*** Opening of DATASET CONTENT ***
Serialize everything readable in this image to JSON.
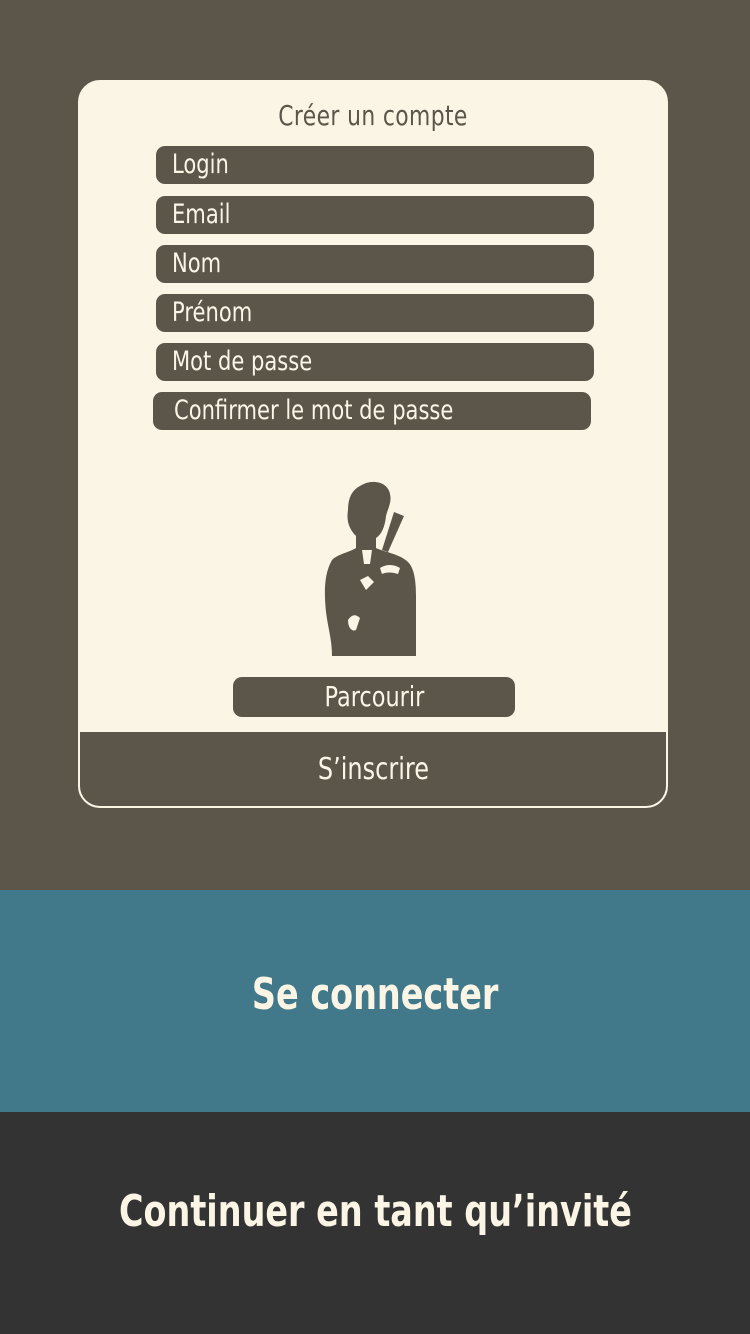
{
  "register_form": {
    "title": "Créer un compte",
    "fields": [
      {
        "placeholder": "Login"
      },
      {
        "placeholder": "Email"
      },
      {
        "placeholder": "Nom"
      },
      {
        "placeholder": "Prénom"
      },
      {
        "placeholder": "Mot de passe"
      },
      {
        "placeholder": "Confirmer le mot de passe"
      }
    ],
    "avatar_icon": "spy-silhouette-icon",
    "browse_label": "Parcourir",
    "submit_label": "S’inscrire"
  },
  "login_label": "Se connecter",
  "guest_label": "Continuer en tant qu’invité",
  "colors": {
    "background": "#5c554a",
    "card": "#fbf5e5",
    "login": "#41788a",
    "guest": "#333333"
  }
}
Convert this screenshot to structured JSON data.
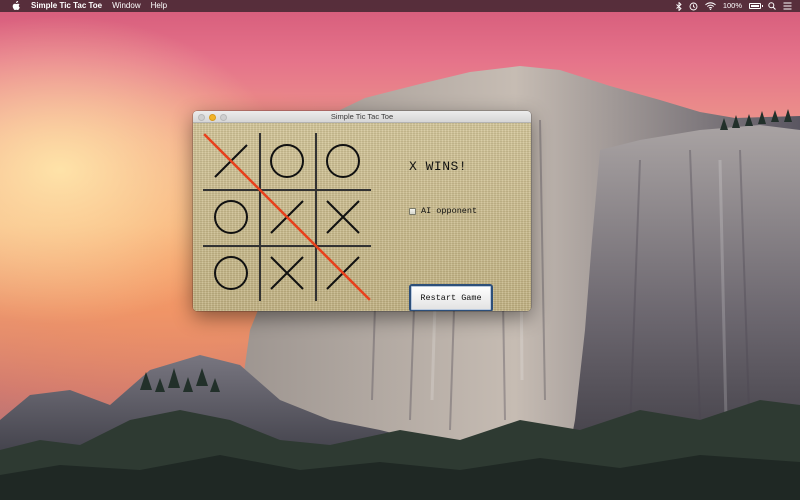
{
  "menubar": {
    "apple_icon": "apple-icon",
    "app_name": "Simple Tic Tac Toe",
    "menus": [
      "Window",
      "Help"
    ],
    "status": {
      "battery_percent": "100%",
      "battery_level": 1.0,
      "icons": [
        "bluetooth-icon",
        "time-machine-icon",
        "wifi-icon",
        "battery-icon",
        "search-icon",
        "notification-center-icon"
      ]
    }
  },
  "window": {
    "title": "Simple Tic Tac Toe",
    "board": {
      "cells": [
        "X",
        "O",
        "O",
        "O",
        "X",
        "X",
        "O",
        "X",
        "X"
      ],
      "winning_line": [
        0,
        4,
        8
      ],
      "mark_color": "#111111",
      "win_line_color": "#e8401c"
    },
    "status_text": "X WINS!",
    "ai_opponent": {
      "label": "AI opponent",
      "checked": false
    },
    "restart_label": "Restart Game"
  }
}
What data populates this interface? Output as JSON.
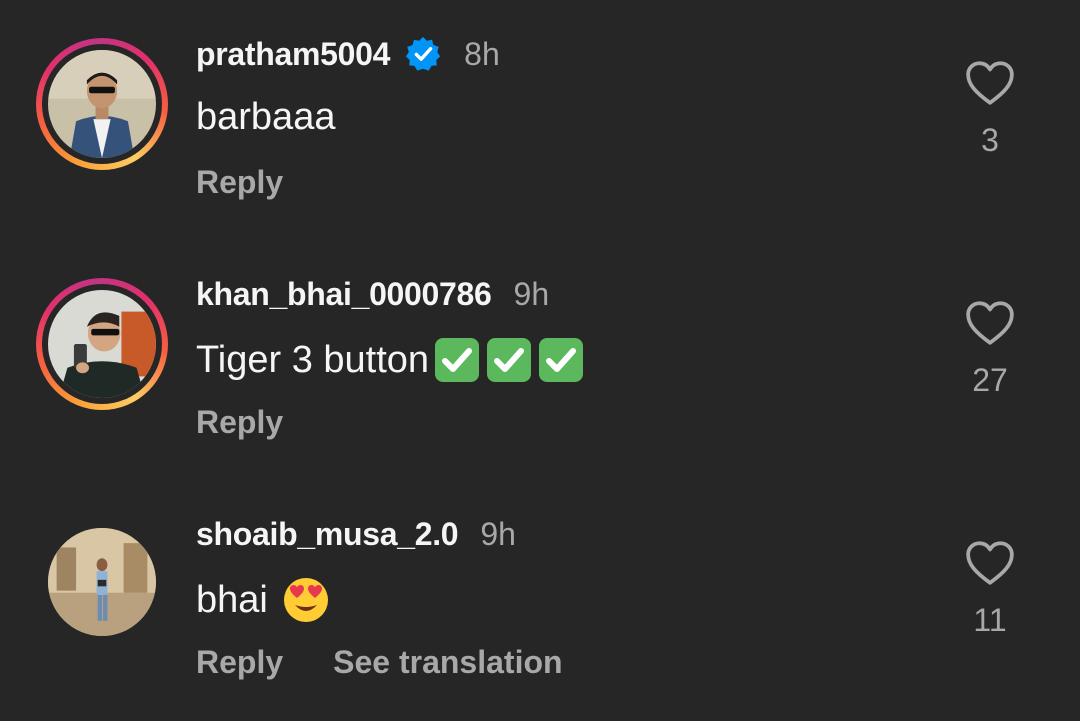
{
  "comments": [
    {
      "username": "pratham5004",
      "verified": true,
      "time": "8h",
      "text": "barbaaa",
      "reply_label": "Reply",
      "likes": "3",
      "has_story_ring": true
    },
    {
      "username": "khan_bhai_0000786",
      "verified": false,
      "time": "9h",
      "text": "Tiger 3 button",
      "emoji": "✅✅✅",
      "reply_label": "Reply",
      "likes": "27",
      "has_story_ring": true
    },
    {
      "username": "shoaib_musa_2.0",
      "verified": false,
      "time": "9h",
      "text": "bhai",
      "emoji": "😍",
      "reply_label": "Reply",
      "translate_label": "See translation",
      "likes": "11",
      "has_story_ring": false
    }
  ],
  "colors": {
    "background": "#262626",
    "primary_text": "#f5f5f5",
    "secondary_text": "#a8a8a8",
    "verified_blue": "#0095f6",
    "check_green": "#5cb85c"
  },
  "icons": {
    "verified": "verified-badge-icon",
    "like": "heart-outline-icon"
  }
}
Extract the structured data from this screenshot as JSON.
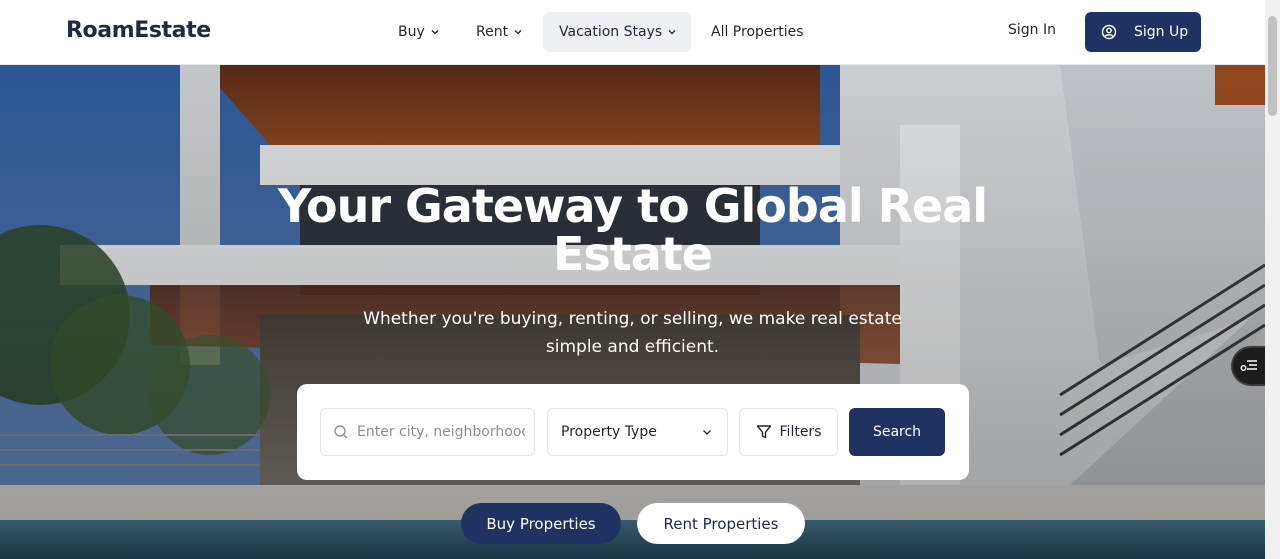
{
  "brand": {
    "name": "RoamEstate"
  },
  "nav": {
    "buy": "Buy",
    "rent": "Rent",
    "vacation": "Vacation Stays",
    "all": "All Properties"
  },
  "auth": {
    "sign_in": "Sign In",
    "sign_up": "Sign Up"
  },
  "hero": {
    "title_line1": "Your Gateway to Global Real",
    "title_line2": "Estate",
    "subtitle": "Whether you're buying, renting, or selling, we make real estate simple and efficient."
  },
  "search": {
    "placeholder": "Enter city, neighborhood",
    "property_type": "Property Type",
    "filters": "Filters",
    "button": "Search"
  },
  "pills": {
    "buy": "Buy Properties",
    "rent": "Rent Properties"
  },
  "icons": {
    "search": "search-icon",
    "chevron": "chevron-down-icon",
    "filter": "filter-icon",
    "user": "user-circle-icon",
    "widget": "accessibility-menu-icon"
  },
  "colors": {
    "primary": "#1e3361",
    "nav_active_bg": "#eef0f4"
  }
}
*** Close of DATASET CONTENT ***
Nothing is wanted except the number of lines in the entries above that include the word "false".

● ANSWER FOR THE TASK: 4